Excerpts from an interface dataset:

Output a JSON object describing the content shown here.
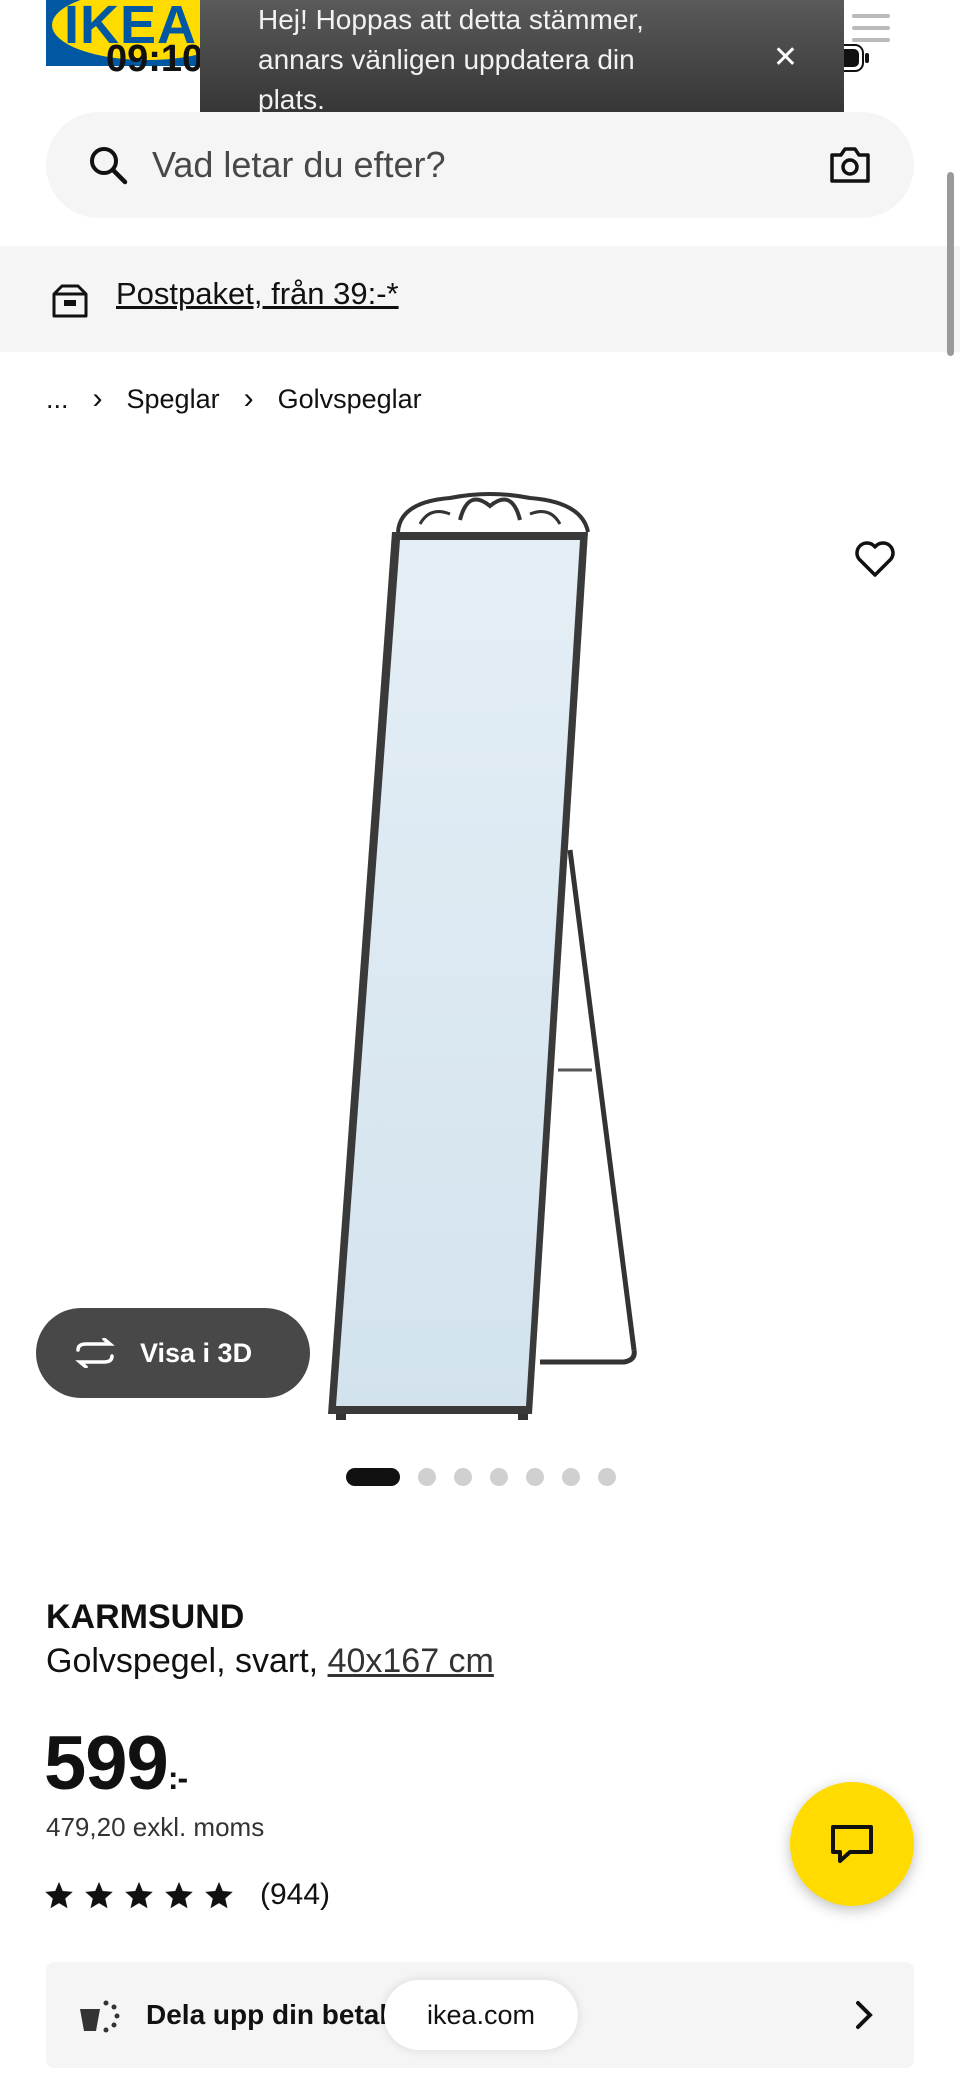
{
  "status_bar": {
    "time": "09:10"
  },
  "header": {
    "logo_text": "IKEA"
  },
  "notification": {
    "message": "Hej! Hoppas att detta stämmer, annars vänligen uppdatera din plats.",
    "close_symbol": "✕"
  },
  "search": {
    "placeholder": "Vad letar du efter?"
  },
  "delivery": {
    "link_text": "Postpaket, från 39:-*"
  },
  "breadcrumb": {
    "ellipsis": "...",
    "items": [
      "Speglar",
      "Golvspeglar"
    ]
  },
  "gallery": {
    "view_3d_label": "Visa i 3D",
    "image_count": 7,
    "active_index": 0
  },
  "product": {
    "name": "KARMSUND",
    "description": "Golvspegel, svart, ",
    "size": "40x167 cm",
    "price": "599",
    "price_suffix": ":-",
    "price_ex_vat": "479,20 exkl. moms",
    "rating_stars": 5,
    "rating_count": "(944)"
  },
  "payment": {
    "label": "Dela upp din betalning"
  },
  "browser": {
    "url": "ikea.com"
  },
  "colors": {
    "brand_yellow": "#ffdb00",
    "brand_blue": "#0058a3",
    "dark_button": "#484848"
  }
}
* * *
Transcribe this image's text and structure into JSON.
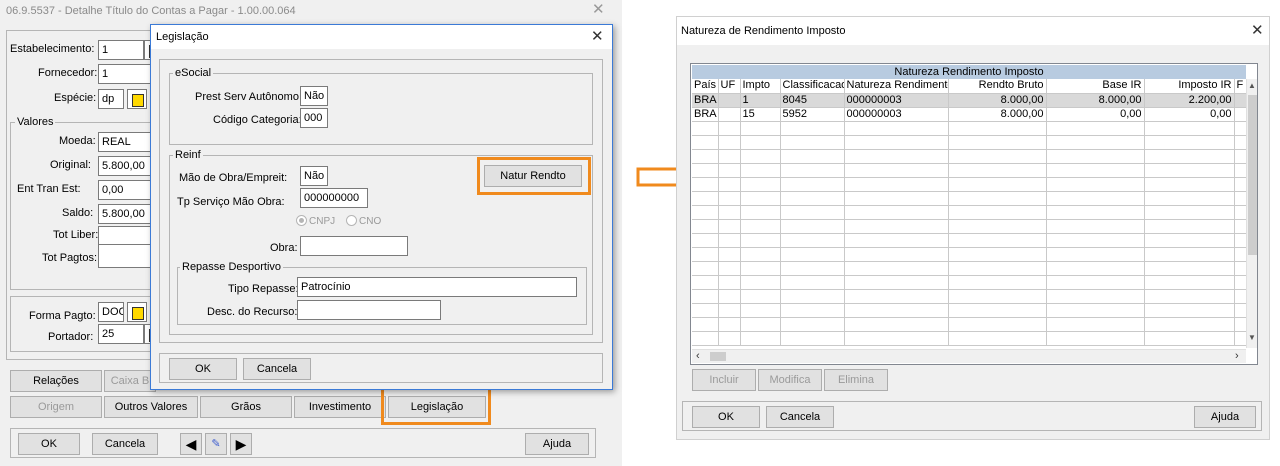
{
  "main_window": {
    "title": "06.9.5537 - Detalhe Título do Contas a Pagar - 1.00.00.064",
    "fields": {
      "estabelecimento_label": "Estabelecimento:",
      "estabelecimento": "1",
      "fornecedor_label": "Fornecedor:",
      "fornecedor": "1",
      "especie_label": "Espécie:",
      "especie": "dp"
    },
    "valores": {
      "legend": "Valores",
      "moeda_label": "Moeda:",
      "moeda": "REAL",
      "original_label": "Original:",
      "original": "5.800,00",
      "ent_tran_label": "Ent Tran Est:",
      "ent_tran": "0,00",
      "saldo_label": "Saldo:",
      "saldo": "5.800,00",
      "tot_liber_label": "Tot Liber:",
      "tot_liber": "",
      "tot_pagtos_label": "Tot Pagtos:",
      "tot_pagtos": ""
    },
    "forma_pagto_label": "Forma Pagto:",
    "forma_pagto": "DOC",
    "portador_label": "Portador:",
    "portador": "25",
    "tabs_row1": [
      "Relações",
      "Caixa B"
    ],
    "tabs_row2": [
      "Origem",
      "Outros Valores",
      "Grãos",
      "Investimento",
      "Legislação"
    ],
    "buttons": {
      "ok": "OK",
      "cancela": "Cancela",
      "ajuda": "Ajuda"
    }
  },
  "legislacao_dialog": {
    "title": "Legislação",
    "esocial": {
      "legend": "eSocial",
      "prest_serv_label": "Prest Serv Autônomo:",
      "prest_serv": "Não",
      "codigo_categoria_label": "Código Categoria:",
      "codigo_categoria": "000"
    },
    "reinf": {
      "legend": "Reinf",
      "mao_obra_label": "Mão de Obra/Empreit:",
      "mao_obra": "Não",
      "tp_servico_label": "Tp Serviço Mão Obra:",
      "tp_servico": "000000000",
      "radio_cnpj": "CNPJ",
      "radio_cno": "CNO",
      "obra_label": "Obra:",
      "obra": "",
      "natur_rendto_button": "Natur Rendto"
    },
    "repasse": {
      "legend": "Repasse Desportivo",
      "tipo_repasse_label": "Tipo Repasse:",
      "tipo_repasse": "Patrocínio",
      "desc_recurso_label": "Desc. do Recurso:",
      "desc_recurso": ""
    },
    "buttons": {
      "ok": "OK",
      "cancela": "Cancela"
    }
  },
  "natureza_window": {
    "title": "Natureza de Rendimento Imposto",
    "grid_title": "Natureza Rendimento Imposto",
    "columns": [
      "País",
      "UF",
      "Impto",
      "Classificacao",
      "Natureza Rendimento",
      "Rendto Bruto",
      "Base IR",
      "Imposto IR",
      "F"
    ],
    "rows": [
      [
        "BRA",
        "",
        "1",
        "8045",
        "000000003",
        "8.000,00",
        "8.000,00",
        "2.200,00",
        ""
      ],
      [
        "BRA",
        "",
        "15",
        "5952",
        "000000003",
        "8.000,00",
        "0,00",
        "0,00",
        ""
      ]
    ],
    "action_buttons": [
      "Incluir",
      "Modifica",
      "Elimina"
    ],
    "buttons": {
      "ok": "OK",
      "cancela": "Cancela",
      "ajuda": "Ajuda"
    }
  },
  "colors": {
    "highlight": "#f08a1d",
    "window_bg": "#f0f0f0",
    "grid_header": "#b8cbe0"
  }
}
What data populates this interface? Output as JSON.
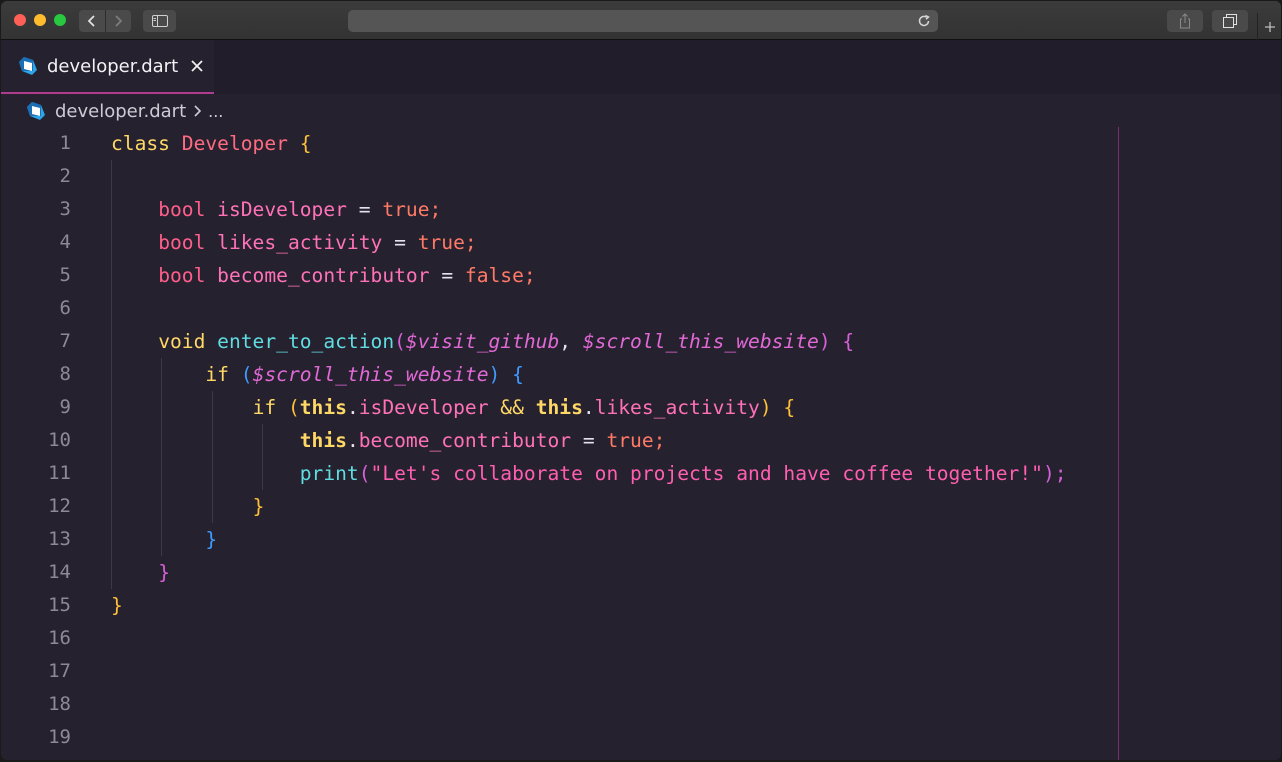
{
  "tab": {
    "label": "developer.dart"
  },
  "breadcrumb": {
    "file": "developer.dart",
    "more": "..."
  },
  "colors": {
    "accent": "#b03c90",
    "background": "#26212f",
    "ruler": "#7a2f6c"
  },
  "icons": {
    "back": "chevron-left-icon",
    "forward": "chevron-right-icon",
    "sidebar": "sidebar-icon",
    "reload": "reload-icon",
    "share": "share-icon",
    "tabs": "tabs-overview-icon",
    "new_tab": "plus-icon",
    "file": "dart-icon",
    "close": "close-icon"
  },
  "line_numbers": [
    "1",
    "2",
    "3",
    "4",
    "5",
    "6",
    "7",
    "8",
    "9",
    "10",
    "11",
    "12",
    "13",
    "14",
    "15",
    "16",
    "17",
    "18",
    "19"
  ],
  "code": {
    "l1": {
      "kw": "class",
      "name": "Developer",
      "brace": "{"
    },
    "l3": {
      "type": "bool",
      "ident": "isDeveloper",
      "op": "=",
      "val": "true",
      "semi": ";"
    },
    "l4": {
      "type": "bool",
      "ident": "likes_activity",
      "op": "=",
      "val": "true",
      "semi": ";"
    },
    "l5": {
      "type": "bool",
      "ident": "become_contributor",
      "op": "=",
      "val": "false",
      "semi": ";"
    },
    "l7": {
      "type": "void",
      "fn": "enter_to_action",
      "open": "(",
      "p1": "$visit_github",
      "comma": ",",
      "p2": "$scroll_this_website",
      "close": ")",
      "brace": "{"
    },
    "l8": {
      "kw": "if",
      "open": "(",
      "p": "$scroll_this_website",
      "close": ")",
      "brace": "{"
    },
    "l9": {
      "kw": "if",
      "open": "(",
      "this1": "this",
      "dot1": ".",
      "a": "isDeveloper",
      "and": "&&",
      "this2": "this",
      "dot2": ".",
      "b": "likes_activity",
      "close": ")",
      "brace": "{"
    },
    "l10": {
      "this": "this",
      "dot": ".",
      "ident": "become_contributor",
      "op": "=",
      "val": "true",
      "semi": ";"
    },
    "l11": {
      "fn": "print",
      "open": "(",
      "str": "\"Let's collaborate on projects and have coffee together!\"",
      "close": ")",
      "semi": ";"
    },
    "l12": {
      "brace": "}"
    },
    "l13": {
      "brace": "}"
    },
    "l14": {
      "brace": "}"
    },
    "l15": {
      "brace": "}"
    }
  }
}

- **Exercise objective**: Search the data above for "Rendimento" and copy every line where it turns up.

- **The answer**:
    "title": "Natureza de Rendimento Imposto",
    "grid_title": "Natureza Rendimento Imposto",
      "Natureza Rendimento",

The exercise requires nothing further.